Top 5 Reasons to Hike the AT SoBo

Each year, thousands of people head to Georgia or Maine, looking to start their journey across almost 2,200 miles of wilderness. Most of these Appalachian Trail hikers choose to work their way north, giving them time to build up strength for the harder sections later and to get the full (social) AT experience.

So, if going northbound on the AT is the more popular option, then why should someone start their thru-hike in Maine? It turns out, heading down the trail might be the way to go.

Mount Katahdin in Maine. | Credit: Chris Bennett
Mount Katahdin in Maine. | Credit: Chris Bennett

1. Get the toughest part done first

One of the biggest complaints against going southbound (SoBo) is the beginning: It can be boring, especially when compared to the finale.

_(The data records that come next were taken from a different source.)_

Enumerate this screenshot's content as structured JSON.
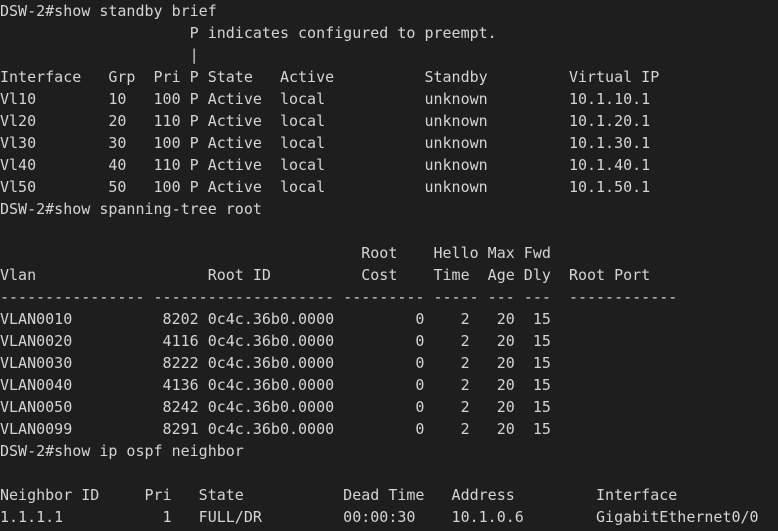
{
  "terminal": {
    "lines": [
      "DSW-2#show standby brief",
      "                     P indicates configured to preempt.",
      "                     |",
      "Interface   Grp  Pri P State   Active          Standby         Virtual IP",
      "Vl10        10   100 P Active  local           unknown         10.1.10.1",
      "Vl20        20   110 P Active  local           unknown         10.1.20.1",
      "Vl30        30   100 P Active  local           unknown         10.1.30.1",
      "Vl40        40   110 P Active  local           unknown         10.1.40.1",
      "Vl50        50   100 P Active  local           unknown         10.1.50.1",
      "DSW-2#show spanning-tree root",
      "",
      "                                        Root    Hello Max Fwd",
      "Vlan                   Root ID          Cost    Time  Age Dly  Root Port",
      "---------------- -------------------- --------- ----- --- ---  ------------",
      "VLAN0010          8202 0c4c.36b0.0000         0    2   20  15",
      "VLAN0020          4116 0c4c.36b0.0000         0    2   20  15",
      "VLAN0030          8222 0c4c.36b0.0000         0    2   20  15",
      "VLAN0040          4136 0c4c.36b0.0000         0    2   20  15",
      "VLAN0050          8242 0c4c.36b0.0000         0    2   20  15",
      "VLAN0099          8291 0c4c.36b0.0000         0    2   20  15",
      "DSW-2#show ip ospf neighbor",
      "",
      "Neighbor ID     Pri   State           Dead Time   Address         Interface",
      "1.1.1.1           1   FULL/DR         00:00:30    10.1.0.6        GigabitEthernet0/0"
    ]
  }
}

When starting in Maine, hikers spend day one on Mt. Katahdin, the highest and toughest mountain on the trail. Even after the 4,200-foot ascent, the mountain is immediately followed by the 100 Mile Wilderness, which requires eight to ten days without resupply—which means you’ll need to carry all of your food. Plus, the Presidential Range and New Hampshire’s White Mountains loom in the distance, making the first few weeks a challenge, to say the least.

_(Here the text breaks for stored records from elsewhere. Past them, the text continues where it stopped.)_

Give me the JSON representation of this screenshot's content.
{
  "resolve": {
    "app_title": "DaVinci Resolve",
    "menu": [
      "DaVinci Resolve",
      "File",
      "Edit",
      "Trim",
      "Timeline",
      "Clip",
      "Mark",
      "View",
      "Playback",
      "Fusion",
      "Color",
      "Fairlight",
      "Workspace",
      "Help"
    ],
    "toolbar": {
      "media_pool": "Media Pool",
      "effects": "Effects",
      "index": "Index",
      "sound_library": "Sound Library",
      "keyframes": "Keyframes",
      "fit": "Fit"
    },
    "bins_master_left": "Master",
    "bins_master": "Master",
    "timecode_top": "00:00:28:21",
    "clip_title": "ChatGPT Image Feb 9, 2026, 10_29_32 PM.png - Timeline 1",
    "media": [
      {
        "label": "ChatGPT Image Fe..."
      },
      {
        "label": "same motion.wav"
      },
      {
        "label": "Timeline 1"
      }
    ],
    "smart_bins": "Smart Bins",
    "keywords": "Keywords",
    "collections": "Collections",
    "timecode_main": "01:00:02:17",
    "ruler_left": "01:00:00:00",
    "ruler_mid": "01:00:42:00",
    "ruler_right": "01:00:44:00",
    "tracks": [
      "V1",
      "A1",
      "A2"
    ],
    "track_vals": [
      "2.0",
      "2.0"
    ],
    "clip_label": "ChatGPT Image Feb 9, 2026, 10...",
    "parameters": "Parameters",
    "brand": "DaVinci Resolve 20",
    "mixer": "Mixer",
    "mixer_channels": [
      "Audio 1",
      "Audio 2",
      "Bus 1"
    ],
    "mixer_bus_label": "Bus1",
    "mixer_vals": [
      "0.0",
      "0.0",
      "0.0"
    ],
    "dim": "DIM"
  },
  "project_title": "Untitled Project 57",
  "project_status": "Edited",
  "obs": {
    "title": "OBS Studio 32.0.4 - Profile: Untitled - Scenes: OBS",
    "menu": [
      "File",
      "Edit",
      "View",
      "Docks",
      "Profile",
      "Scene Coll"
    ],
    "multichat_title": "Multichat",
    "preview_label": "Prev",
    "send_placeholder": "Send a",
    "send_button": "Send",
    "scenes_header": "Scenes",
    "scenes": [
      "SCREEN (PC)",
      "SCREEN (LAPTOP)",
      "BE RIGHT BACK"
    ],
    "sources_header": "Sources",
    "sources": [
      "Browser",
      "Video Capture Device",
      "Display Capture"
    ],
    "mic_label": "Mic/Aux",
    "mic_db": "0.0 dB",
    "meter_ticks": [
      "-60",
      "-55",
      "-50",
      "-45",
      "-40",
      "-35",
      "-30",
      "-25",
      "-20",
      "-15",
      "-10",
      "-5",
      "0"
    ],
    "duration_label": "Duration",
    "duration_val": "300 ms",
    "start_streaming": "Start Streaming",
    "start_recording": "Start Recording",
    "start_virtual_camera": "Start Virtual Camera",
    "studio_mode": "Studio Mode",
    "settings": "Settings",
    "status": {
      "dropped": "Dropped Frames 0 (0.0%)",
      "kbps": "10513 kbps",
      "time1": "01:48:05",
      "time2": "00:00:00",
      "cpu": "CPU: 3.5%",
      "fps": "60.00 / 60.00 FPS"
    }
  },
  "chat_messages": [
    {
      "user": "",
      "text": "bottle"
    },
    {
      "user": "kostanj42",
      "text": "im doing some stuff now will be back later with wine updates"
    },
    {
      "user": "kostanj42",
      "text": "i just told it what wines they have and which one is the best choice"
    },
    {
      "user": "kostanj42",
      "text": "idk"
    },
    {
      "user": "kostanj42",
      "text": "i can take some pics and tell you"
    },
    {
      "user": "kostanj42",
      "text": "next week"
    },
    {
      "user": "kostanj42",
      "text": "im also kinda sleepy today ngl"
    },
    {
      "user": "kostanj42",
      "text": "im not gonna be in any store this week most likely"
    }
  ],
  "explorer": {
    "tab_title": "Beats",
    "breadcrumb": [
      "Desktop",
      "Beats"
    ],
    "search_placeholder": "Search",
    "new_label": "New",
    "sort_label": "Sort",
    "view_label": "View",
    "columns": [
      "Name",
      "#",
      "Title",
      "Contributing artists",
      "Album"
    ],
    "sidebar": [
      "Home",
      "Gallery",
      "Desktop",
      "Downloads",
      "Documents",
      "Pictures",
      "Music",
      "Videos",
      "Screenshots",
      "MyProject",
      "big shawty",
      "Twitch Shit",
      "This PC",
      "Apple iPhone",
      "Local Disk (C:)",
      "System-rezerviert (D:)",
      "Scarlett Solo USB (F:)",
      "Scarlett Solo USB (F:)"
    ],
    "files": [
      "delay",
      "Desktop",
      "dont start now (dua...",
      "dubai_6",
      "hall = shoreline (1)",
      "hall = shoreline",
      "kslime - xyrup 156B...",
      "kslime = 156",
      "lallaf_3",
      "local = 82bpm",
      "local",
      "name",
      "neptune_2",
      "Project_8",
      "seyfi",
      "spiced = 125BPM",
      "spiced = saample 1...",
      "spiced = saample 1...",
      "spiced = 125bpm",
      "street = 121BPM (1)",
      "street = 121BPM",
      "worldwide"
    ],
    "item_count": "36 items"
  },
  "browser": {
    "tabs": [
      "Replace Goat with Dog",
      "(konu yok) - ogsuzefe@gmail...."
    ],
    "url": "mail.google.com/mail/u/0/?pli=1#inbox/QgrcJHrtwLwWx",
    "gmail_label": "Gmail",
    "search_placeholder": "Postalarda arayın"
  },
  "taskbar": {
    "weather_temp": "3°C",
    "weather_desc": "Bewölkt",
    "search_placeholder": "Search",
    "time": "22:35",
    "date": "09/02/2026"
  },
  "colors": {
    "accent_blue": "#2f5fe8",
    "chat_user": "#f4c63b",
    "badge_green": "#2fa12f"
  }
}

From the start, this route is only for those of strong will and even stronger bodies. But, once the trial by fire is over, it’s a (relatively) easy hike from there on out.

Credit: Aaron Anderstrom
Credit: Aaron Anderstrom

2. Finding shelter is less of a hassle

Half of the northbound journey’s allure is the social aspect. With so many other hikers headed the same way, it’s easy to find a group to join you. The downside? Finding room in the shelters along the trail becomes a pain.

When traveling southbound, you can worry less about shelters being crowded. At the beginning, there aren’t too many other hikers trying to camp out—they’re all in the Southern areas—and by the time you start running into northbound hikers, a majority of them have either dropped off the trail or have spread out. So, while the solitude might be overwhelming at times, at least you’ll know where to sleep when night rolls around.

A section of the AT through the Smoky Mountains. | Credit: Patrick French
A section of the AT through the Great Smoky Mountains. | Credit: Patrick French

3. No time crunch to the finish

Among the many things that go into planning a thru-hike of the Appalachian Trail, scheduling around the seasonal closure of Maine’s Baxter State Park is one not to overlook.

For people traveling northbound, timing is more important if they want to finish in one go. If hikers go too late, they may risk getting shut out of the trip’s last leg when Baxter State Park closes in mid-October for the winter. But, southbound backpackers don’t have that problem; once the park opens in May or June, there is no rush to finish, as none of the Southern parks close for the season.

One water crossing in a Maine portion of the AT. | Credit: Adam Joseph
One water crossing in a Maine portion of the AT. | Credit: Adam Joseph

4. Less time in cold weather

Despite leaving several months later than northbound hikers, those heading southbound have to worry more about summer than winter weather. Most hikers going south leave around June or July, once Baxter State Park is open, and are usually traveling through the summer and fall months. Only during the last month or two does the winter weather start to kick in, though, by that point, you’ll be much further south.

On the other hand, backpackers heading north are usually dealing with winter weather in March and April, and still have cold conditions to look forward to in New Hampshire and Maine when they arrive in September or October.

The Pochuck boardwalk on the AT in Vernon, New Jersey. | Credit: Matthew Charpentier
The Pochuck boardwalk on the AT in Vernon, New Jersey. | Credit: Matthew Charpentier

5. Join an even more prestigious group of hikers

Hiking the Appalachian Trail is without a doubt an impressive feat for anyone to accomplish, and being a part of the 2,000-Miler club is something to be proud of, no matter how long it took or what route worked out best. However, out of the thousands of people who have completed the journey, only about 1,250 hikers, as of 2014, have completed the SoBo Appalachian Trail. That means, anyone who joins that list will have a little bit more to brag about at the next thru-hikers’ bar.